Croatian National Bank
|Headquarters||Trg hrvatskih velikana 3,|
|Established||21 December 1990|
|Ownership||100% state ownership|
|Central bank of||Croatia|
HRK (ISO 4217)
HNB was established by the Constitution of Croatia which was passed by the Parliament of Croatia on 21 December 1990. Its main responsibilities are maintaining the stability of the national currency, the kuna, and ensuring general financial liquidity within the country. HNB also issues banknotes and holds the national monetary reserves. In performing its duties HNB acts as an independent institution responsible to the Parliament. The bank has a share capital of 2,500,000,000 Croatian kunas (c. US$ 450 million). HNB acts in accordance with Law on Croatian National Bank.

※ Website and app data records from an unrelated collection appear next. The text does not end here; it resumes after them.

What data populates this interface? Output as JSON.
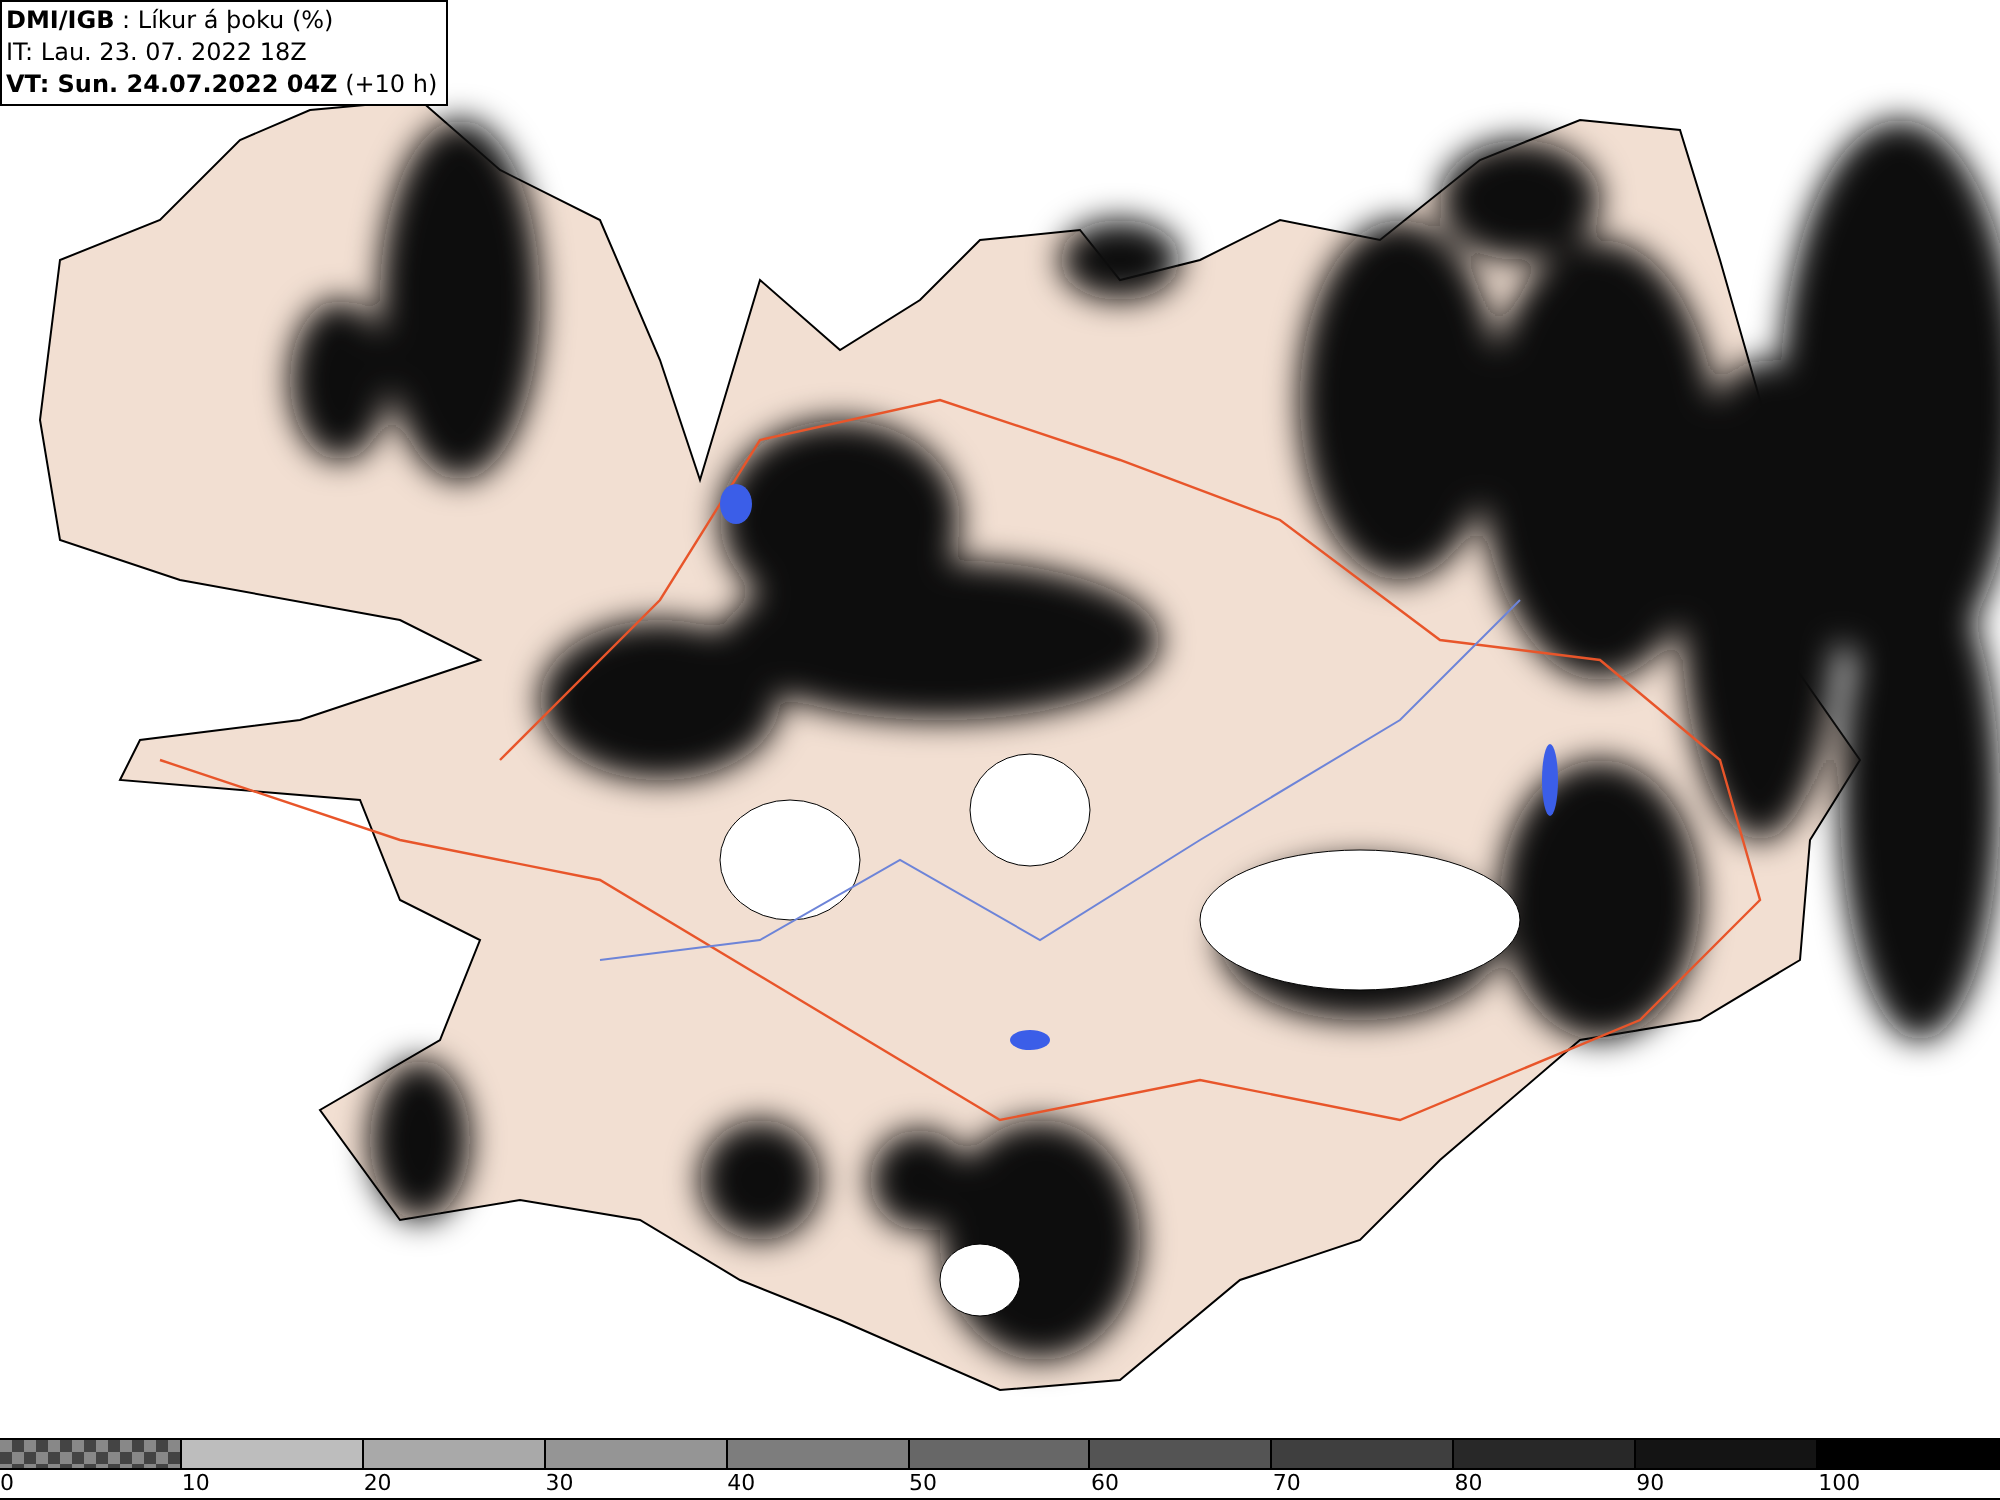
{
  "header": {
    "lines": [
      "**DMI/IGB** : Líkur á þoku (%)",
      "IT: Lau. 23. 07. 2022 18Z",
      "**VT: Sun. 24.07.2022 04Z** (+10 h)"
    ]
  },
  "legend": {
    "segments": [
      {
        "kind": "checker"
      },
      {
        "kind": "solid",
        "color": "#bdbdbd"
      },
      {
        "kind": "solid",
        "color": "#a9a9a9"
      },
      {
        "kind": "solid",
        "color": "#959595"
      },
      {
        "kind": "solid",
        "color": "#7d7d7d"
      },
      {
        "kind": "solid",
        "color": "#676767"
      },
      {
        "kind": "solid",
        "color": "#545454"
      },
      {
        "kind": "solid",
        "color": "#3f3f3f"
      },
      {
        "kind": "solid",
        "color": "#282828"
      },
      {
        "kind": "solid",
        "color": "#141414"
      },
      {
        "kind": "solid",
        "color": "#000000"
      }
    ],
    "ticks": [
      "0",
      "10",
      "20",
      "30",
      "40",
      "50",
      "60",
      "70",
      "80",
      "90",
      "100"
    ]
  }
}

On 21 December 1990 the Constitution of Croatia, determined in article 53, named the Croatian National Bank as Croatia's central bank, and declared its responsibilities: "Croatian National Bank is central bank of Republic of Croatia. Croatian National Bank is responsible, within its rights and duties, for stability of the currency and for liquidity of payments in state and abroad. Croatian National Bank is independent in its activity and responsible to Croatian Sabor. Profits made by Croatian National Bank belong to Croatian state budget. Position of Croatian National Bank is made by law." By amendments of Constitution of Croatia in 1997, Bank's earlier name National Bank of Croatia (Croatian: Narodna banka Hrvatske) was changed to Croatian National Bank (Croatian: Hrvatska narodna banka).
Functions of the Bank
The Croatian National Bank is the central bank of the Republic of Croatia and part of the European System of Central Banks. The primary objective of the CNB is maintaining price stability and the stability of the financial system as a whole. The Croatian National Bank executes monetary policy, manages international reserves of the Republic of Croatia, issues the Croatian currency - the kuna, issues authorisations of credit institutions, credit unions, payment institutions and electronic money institutions and supervises their operation. The CNB also issues authorisations of authorised exchange offices.
The Croatian National Bank is autonomous and independent in achieving its objective and carrying out its tasks. The CNB reports on its work to the Croatian Parliament.
Independence of the CNB
The independence of the central bank is a key precondition for a successful and credible implementation of monetary policy and for the achievement of the main objective of the central bank - maintenance of price stability.
The independence of the Croatian National Bank is in accordance with Article 130 of the Treaty on European Union, which guarantees the independence of national central banks of the European Union. There are several aspects of central bank independence: functional, institutional, personal and financial. Functional independence implies a clearly defined objective and autonomy in the choice of measures and instruments for its realisation. Institutional independence means that central bank decisions are independent from the influence of other institutions. Personal independence guarantees the protection of CNB officials from external pressures, excludes conflicts of interest and precisely defines the conditions for the appointment and removal from office of the Governor and other members of the CNB Council. Financial independence implies the possibility for the CNB to autonomously obtain funds for the purpose of executing its mandate, with the income and expense determined by the monetary policy stance.
Stable prices is the main criteria for monetary stability. Stable prices are maintained by making sure price increases meet the Government's inflation target.
Maintaining financial stability involves protecting against threats to the whole financial system. Threats are detected by the Bank's surveillance and market intelligence functions. The threats are then dealt with through financial and other operations. The Bank works together with other institutions to secure both monetary and financial stability.
- Ante Čičin-Šain (August 1990 – May 1992)
- Pero Jurković (June 1992 – February 1996)
- Marko Škreb (March 1996 – July 2000)
- Željko Rohatinski (July 2000 – July 2012)
- Boris Vujčić (8 July 2012 – present)
- Weidner, Jan (2017). "The Organisation and Structure of Central Banks" (PDF). Katalog der Deutschen Nationalbibliothek.
- "O Hrvatskoj narodnoj banci". hnb.hr (in Croatian). Croatian National Bank. Archived from the original on 26 November 2012. Retrieved 1 April 2012.
- Sabor Republike Hrvatske. Ustav Republike Hrvatske. Narodne novine. Retrieved 2011-08-29 (in Croatian)
- hnb.hr/o-hnb Archived 6 July 2013 at the Wayback Machine
- Official website (in Croatian)